Nothing but an exact reproduction of the records, pictures excluded, should be returned.

┌──

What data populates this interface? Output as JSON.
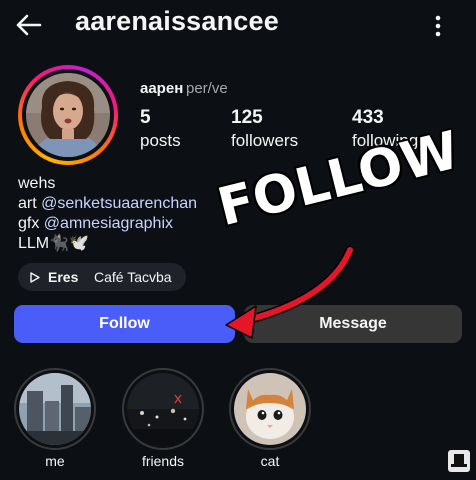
{
  "header": {
    "username": "aarenaissancee",
    "back_icon": "arrow-left-icon",
    "menu_icon": "more-vertical-icon"
  },
  "profile": {
    "display_name": "аарен",
    "pronouns": "per/ve",
    "stats": [
      {
        "value": "5",
        "label": "posts"
      },
      {
        "value": "125",
        "label": "followers"
      },
      {
        "value": "433",
        "label": "following"
      }
    ]
  },
  "bio": {
    "line1": "wehs",
    "line2_prefix": "art ",
    "line2_mention": "@senketsuaarenchan",
    "line3_prefix": "gfx ",
    "line3_mention": "@amnesiagraphix",
    "line4": "LLM🐈‍⬛🕊️"
  },
  "music": {
    "artist": "Eres",
    "song": "Café Tacvba",
    "icon": "play-icon"
  },
  "actions": {
    "follow_label": "Follow",
    "message_label": "Message"
  },
  "highlights": [
    {
      "label": "me"
    },
    {
      "label": "friends"
    },
    {
      "label": "cat"
    }
  ],
  "overlay": {
    "text": "FOLLOW"
  },
  "colors": {
    "background": "#0c1014",
    "follow_button": "#4a5df9",
    "message_button": "#363636",
    "mention": "#c9d4ff",
    "arrow": "#e3162a"
  }
}
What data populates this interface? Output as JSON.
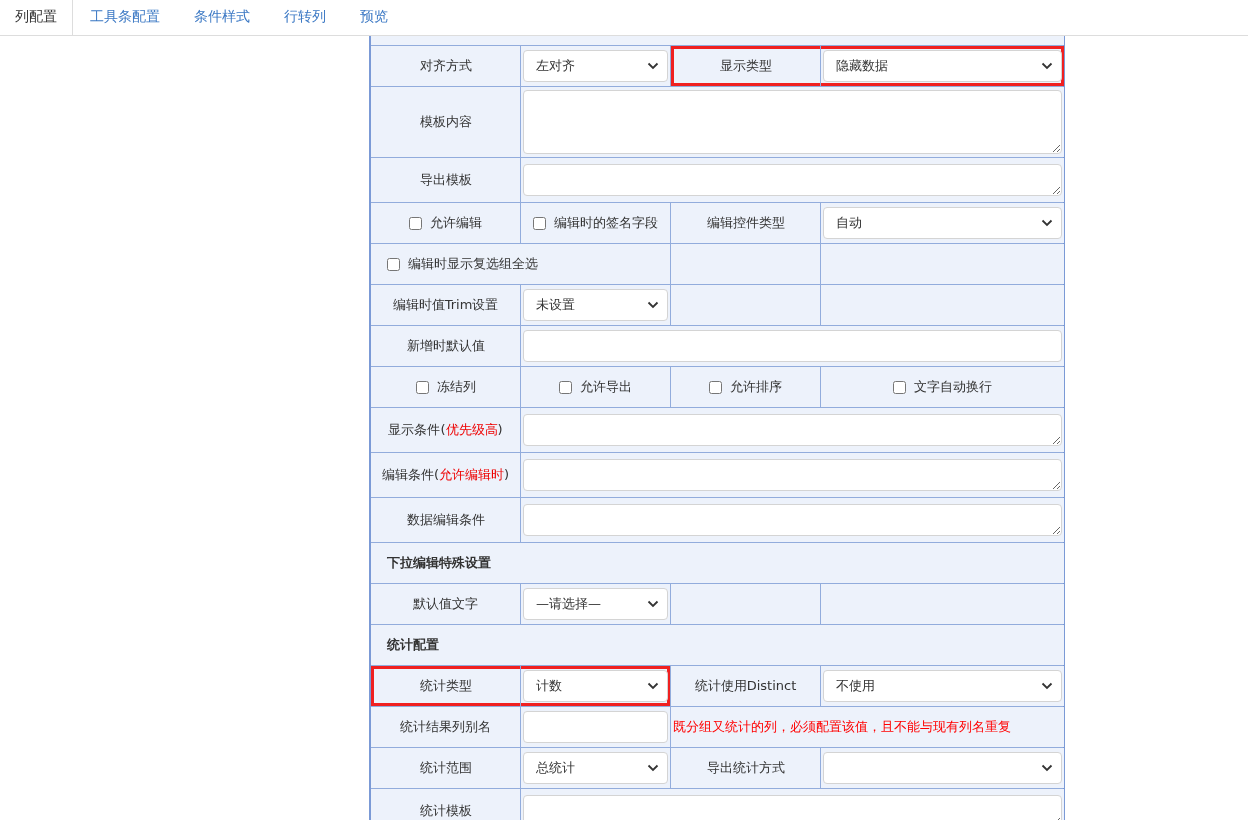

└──

Task response →
What data populates this interface? Output as JSON.
{
  "header": {
    "username": "aarenaissancee",
    "back_icon": "arrow-left-icon",
    "menu_icon": "more-vertical-icon"
  },
  "profile": {
    "display_name": "аарен",
    "pronouns": "per/ve",
    "stats": [
      {
        "value": "5",
        "label": "posts"
      },
      {
        "value": "125",
        "label": "followers"
      },
      {
        "value": "433",
        "label": "following"
      }
    ]
  },
  "bio": {
    "line1": "wehs",
    "line2_prefix": "art ",
    "line2_mention": "@senketsuaarenchan",
    "line3_prefix": "gfx ",
    "line3_mention": "@amnesiagraphix",
    "line4": "LLM🐈‍⬛🕊️"
  },
  "music": {
    "artist": "Eres",
    "song": "Café Tacvba",
    "icon": "play-icon"
  },
  "actions": {
    "follow_label": "Follow",
    "message_label": "Message"
  },
  "highlights": [
    {
      "label": "me"
    },
    {
      "label": "friends"
    },
    {
      "label": "cat"
    }
  ],
  "overlay": {
    "text": "FOLLOW"
  },
  "colors": {
    "background": "#0c1014",
    "follow_button": "#4a5df9",
    "message_button": "#363636",
    "mention": "#c9d4ff",
    "arrow": "#e3162a"
  }
}
What data populates this interface? Output as JSON.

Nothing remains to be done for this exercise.